The former vice presidential candidate appeared at the S.C. Tea Party Coalition Convention in Myrtle Beach last month by way of a three-minute pre-recorded video stamped with her SarahPAC. In the video, she gave shout-outs to DeMint, Scott and U.S. Rep. Trey Gowdy. She also foreshadowed a visit and interest in South Carolina conservatives. “I will be in South Carolina pretty soon,” she said. “I hope I get to see many of you while I am there.” A Palin candidacy also could prove tricky for Haley — the former Alaska governor endorsed her during her first run for governor when she was trailing in the GOP primary field.
The former Arkansas governor and former radio host who also was a Fox News regular is on a 43-city, 14-state tour promoting his latest book, “God, Guns, Grits and Gravy.” The tour includes stops in Iowa as well as South Carolina and several other Bible Belt red states. Two of those stops were last Thursday and Friday in Rock Hill and Greenville. Spokeswoman Alice Stewart said Huckabee has been in talks about “building a team” in a number of the early states, including South Carolina, with “a lot of people.” The book tour and fundraising are his priorities for now, she said.
The former Hewlett-Packard CEO was the first speaker that Scott invited for his new “Women in Leadership” series. During her speech at Trident Technical College in North Charleston last September, she blasted Democrats' “fallacious and insulting” attempts to describe Republicans as waging a “war on women.” Fiorina was the first female CEO of a Fortune 500 company and also a 2010 GOP candidate for the California Senate seat held by Democrat Barbara Boxer.
U.S. Sen. Lindsey Graham took a bigger step toward formally jumping in last week by announcing he's set up a “Security through Strength” political committee. It will allow him to raise money for travel and do research for a potential 2016 run (he can't use his Senate campaign money to explore presidential options). A Graham bid in South Carolina would be intriguing in his home state, if he survived past New Hampshire.

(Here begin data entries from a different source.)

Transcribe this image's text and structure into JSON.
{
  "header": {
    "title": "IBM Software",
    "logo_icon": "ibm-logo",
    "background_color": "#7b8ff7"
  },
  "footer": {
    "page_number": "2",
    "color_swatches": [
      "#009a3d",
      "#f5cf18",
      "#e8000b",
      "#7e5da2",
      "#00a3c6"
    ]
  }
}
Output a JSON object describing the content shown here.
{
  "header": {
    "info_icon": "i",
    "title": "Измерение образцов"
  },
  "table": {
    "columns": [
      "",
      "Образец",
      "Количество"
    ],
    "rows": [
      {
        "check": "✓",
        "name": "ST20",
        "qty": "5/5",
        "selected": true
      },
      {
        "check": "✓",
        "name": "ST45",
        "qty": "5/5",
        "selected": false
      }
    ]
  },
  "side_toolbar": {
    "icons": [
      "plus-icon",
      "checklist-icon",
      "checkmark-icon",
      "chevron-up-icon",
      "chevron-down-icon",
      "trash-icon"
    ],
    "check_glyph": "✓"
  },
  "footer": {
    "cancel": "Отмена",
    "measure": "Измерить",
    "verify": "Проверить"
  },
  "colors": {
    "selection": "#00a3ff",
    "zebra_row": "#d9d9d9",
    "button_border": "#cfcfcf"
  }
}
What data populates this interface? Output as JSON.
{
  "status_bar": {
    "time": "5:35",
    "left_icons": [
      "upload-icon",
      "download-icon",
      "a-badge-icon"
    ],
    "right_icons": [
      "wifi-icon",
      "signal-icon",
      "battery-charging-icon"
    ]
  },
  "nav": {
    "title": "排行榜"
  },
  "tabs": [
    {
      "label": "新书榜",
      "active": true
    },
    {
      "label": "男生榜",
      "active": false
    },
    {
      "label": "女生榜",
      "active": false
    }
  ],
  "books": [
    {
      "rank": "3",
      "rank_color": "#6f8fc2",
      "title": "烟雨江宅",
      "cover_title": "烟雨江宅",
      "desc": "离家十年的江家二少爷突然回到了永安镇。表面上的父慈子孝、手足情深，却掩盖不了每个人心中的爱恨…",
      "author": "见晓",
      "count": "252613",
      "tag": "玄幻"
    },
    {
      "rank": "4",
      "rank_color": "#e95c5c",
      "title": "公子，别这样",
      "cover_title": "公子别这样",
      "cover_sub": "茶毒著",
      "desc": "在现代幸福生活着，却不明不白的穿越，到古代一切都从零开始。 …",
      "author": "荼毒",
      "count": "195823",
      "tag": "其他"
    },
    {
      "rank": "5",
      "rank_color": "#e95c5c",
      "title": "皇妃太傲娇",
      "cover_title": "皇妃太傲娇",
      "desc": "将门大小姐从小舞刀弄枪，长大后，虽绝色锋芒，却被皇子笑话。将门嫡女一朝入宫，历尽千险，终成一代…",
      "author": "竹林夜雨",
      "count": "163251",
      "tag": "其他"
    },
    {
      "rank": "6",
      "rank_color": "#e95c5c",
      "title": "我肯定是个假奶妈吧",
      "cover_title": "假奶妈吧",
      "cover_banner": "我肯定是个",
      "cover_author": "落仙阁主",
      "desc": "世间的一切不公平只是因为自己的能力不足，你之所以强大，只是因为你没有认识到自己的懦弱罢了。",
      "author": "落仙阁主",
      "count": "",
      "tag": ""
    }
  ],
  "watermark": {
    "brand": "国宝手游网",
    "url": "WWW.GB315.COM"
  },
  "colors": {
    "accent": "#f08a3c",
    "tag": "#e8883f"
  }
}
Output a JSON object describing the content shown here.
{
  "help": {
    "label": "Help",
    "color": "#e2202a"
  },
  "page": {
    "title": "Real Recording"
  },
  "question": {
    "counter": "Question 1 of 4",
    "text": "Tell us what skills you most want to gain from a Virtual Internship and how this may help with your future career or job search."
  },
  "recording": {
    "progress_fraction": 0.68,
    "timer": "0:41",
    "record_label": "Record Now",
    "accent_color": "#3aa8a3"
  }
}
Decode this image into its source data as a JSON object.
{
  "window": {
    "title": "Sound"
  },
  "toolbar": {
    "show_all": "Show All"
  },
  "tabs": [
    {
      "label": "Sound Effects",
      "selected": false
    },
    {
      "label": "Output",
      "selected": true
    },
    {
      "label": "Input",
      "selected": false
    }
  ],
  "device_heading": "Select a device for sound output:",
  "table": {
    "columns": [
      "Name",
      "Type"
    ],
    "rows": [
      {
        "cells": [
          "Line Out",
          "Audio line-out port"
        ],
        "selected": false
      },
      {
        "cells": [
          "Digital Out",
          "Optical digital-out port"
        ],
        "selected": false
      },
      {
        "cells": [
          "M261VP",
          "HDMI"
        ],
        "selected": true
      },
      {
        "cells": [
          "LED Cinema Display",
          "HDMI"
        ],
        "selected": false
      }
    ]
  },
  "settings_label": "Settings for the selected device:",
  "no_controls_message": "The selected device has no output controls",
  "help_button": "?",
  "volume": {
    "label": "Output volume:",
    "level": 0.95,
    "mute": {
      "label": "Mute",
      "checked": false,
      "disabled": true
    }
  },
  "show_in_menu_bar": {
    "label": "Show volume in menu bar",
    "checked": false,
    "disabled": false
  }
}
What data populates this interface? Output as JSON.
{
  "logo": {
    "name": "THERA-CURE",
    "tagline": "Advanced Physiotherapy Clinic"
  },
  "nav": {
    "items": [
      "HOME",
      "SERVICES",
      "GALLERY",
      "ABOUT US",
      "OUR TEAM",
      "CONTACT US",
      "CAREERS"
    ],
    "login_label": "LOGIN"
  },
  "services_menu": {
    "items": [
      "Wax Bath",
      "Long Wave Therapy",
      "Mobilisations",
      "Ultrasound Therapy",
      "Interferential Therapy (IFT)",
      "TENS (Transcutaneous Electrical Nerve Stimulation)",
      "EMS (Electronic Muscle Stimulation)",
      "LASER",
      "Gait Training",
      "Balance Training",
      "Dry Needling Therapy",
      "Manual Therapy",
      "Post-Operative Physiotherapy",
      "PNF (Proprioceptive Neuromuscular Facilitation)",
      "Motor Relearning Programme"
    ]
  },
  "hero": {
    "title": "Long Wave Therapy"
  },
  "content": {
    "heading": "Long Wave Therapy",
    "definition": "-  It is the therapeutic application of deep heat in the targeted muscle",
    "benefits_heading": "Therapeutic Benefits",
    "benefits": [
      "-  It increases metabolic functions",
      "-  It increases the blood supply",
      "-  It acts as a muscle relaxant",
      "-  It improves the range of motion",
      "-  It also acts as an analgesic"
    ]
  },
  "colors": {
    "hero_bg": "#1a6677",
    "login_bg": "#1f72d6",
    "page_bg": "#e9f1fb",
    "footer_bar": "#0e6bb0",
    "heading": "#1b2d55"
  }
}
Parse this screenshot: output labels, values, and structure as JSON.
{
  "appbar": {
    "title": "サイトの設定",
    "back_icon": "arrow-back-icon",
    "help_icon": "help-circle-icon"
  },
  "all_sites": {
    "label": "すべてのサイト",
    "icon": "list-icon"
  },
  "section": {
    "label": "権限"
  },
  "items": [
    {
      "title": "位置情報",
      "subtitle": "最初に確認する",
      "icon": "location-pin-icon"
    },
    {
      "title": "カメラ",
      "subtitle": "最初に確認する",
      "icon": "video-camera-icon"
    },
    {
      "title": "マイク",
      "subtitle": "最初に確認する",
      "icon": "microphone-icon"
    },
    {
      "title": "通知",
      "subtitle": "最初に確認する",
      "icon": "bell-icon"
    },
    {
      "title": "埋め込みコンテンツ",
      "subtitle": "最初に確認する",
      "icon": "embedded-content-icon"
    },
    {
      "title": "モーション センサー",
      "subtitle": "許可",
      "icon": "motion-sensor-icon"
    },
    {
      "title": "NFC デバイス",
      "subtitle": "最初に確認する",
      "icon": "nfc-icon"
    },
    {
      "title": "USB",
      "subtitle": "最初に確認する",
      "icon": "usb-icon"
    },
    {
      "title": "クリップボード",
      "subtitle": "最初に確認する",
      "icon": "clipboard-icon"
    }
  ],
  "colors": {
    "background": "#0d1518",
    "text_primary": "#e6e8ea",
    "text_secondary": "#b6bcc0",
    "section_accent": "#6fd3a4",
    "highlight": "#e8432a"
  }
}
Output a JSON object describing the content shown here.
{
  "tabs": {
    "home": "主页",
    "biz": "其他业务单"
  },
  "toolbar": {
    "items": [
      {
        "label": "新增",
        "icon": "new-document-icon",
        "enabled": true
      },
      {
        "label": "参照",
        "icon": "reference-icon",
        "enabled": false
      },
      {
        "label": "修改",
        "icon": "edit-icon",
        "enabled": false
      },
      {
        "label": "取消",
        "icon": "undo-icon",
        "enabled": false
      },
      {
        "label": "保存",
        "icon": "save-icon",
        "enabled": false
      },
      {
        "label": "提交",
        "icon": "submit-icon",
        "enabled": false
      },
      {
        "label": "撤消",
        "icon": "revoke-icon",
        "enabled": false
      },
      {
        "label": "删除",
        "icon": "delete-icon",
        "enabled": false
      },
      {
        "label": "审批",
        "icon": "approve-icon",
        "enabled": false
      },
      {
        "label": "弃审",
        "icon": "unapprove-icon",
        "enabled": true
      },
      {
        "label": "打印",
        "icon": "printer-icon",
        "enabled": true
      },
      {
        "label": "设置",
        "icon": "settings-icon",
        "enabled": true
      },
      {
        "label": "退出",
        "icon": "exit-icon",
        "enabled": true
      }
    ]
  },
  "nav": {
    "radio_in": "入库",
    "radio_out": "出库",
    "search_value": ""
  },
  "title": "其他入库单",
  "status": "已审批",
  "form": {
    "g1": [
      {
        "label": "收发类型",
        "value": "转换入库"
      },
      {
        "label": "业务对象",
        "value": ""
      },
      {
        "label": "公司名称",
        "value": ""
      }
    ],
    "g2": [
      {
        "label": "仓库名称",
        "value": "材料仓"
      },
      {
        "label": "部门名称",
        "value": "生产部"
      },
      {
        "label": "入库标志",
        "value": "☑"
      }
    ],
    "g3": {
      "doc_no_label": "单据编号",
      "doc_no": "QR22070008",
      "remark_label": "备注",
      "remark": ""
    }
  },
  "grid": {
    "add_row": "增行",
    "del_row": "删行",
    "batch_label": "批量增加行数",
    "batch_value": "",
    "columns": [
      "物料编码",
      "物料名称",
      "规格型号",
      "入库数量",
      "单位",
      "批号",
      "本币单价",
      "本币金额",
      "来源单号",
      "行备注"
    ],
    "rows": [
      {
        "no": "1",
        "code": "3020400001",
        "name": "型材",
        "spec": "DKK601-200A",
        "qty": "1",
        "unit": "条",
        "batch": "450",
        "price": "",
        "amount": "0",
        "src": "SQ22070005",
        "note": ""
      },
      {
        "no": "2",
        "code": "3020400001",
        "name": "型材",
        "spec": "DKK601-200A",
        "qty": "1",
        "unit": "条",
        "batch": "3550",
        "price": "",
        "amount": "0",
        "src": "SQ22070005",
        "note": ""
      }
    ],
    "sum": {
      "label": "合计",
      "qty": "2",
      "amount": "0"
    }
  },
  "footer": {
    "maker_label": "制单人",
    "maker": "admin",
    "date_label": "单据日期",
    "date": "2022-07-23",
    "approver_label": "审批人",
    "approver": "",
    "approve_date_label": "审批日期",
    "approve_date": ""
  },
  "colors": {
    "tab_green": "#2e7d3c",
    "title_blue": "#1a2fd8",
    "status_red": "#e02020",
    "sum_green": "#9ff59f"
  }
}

Do Republicans support their resident lawmaker, giving him a win that would extend the GOP race further? Or do voters not take him as serious White House material? Conservatives who dominate the primary turnout might come out strongly against him in response to charges he's been too eager to work with Democrats on Capitol Hill. Columbia consultant Richard Quinn is committed to working with Graham until he decides whether to formally run, probably by spring.
The real estate mogul and reality TV celebrity was a keynote speaker at the S.C. Tea Party convention, saying he was giving serious thought to running for president in 2016. He used the platform to be especially critical of Romney and Jeb Bush. “I was right in 2012,” he said. “I said that I don't see a strong candidate, but we had Mitt Romney and we went with Mitt Romney and he failed. He let us all down, to be honest with you. For him to be running again is outrageous.” Trump likely will make a decision over the next few months.
Former Virginia Gov. James Gilmore, former New York Gov. George Pataki, and Ohio Gov. John Kasich have all entered the presidential discussions, but haven't shown significant public-play in South Carolina so far.
Reach Schuyler Kropf at 937-5551